Folk musician leads double life as member of indie group PandaCorn
Megan Nash may be one of the most ambitious musicians in Saskatchewan.
Aside from her eponymous folk/country/singsong project, she has collaborated with several other musicians, toured across the country and released a full-length album. She helps run a performance space in Moose Jaw called The Last Resort.
Nash also plays in a duo called PandaCorn who has to be seen to be believed – the costumes alone are worth the price of admission.
Performing as a duo on January 31 at Saskatoon’s The Woods Ale House, Ominocity caught up with Nash who shared her experiences as both a performer and a promoter in Moose Jaw.

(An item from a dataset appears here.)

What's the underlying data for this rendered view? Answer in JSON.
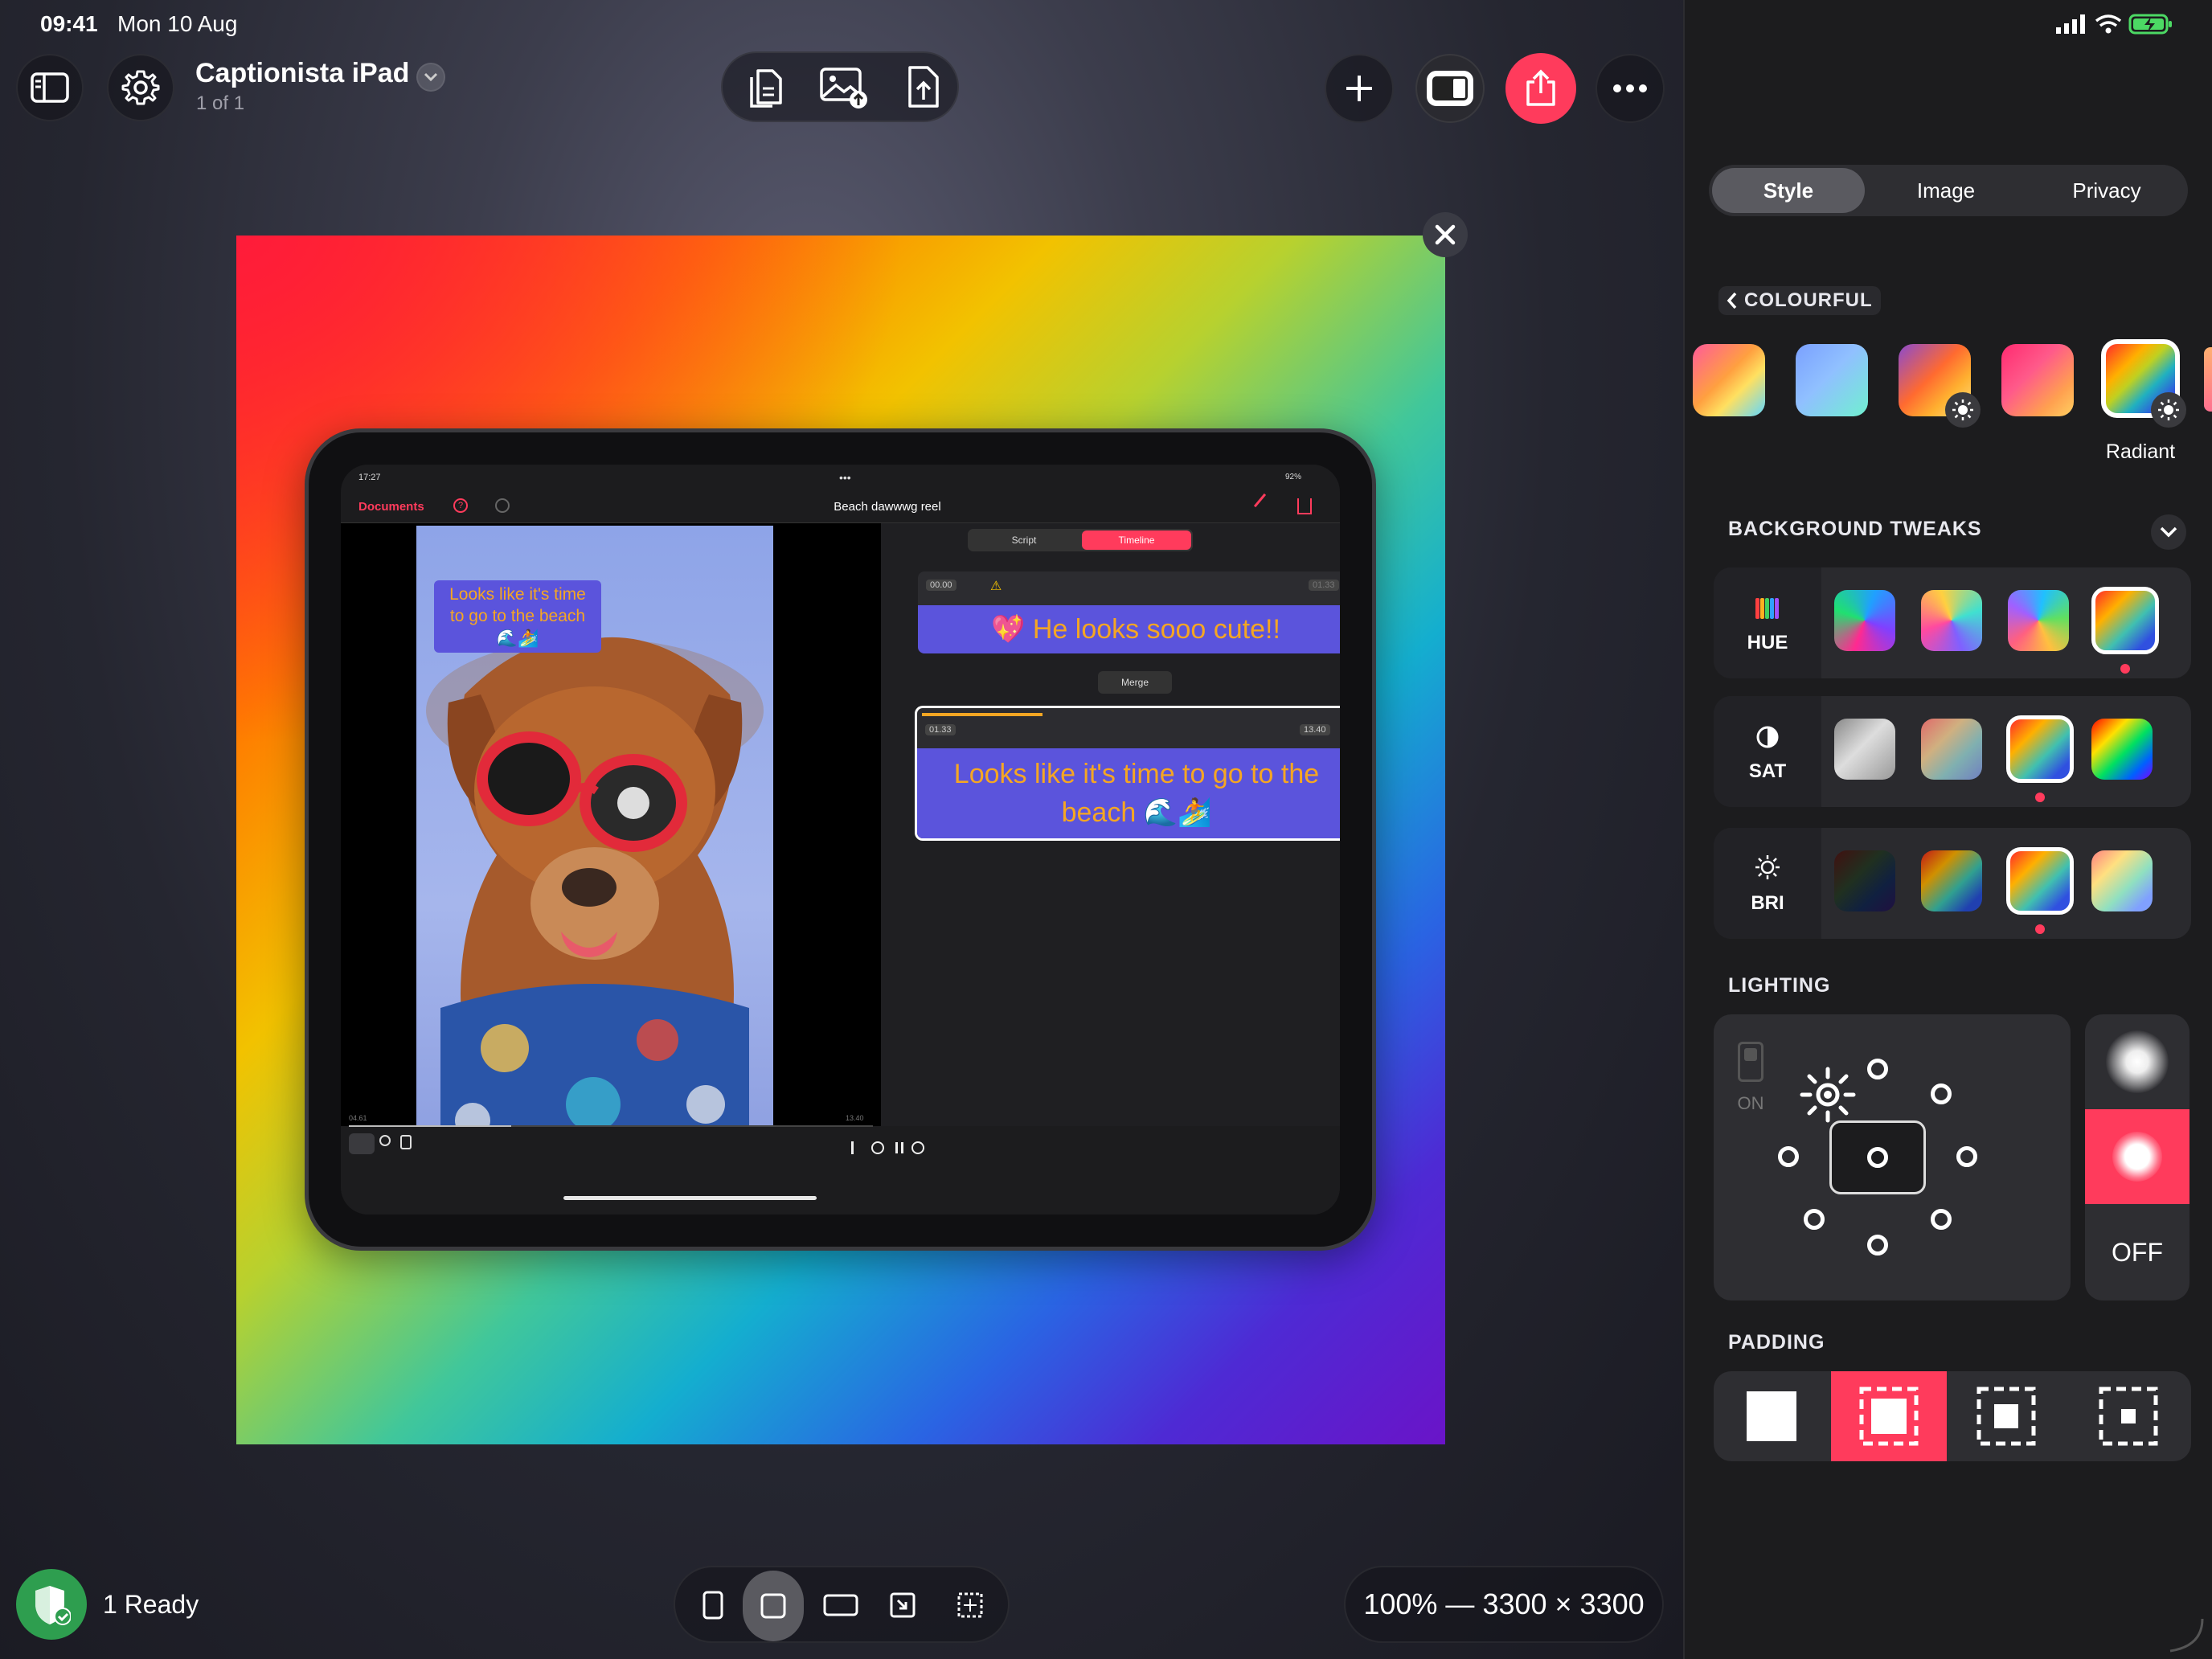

“When on tour in other cities we would have such great experiences,” says Nash on why she started promoting house shows. “We wanted to recreate those experiences for people when they would come to our town. They are about creating a safe space where the music is the main reason for being there. People of all walks of life come together to enjoy an intimate concert experience. And an artist that is unknown in Moose Jaw will have a crowd to perform too.
“We do the house shows because we are artists too. I guess it’s a way to give back.”
Nash says that she and her musical partner in crime, Brodie Mohninger – who also plays in PandaCorn, will be heading into the studio to begin pre-production on her upcoming full-length album. Nash also plans on getting matching tattoos with her Dad.
“Tractors cause we are twang core like that,” she says.
In the meantime, Nash says to expect plenty more shows and mini-tours, including the occasional foray into stadium shows.
“I was asked to perform at the grand opening of Mosaic Stadium in Moose Jaw,” says Nash. “It was an honour to be the first act to play there. I put together a band. There aren’t many places to play with a full band so this was special for the gig. It was in November. I wore a mustache. I left it open to interpretation. I just played my set.
“Some people loved it. Of course it was lost on some. Some were offended. I was told an older lady complained to a local festival that had booked me. She said she didn’t want me to play it because she thought I was on drugs. But apparently she loved our set and apologized to who she complained too.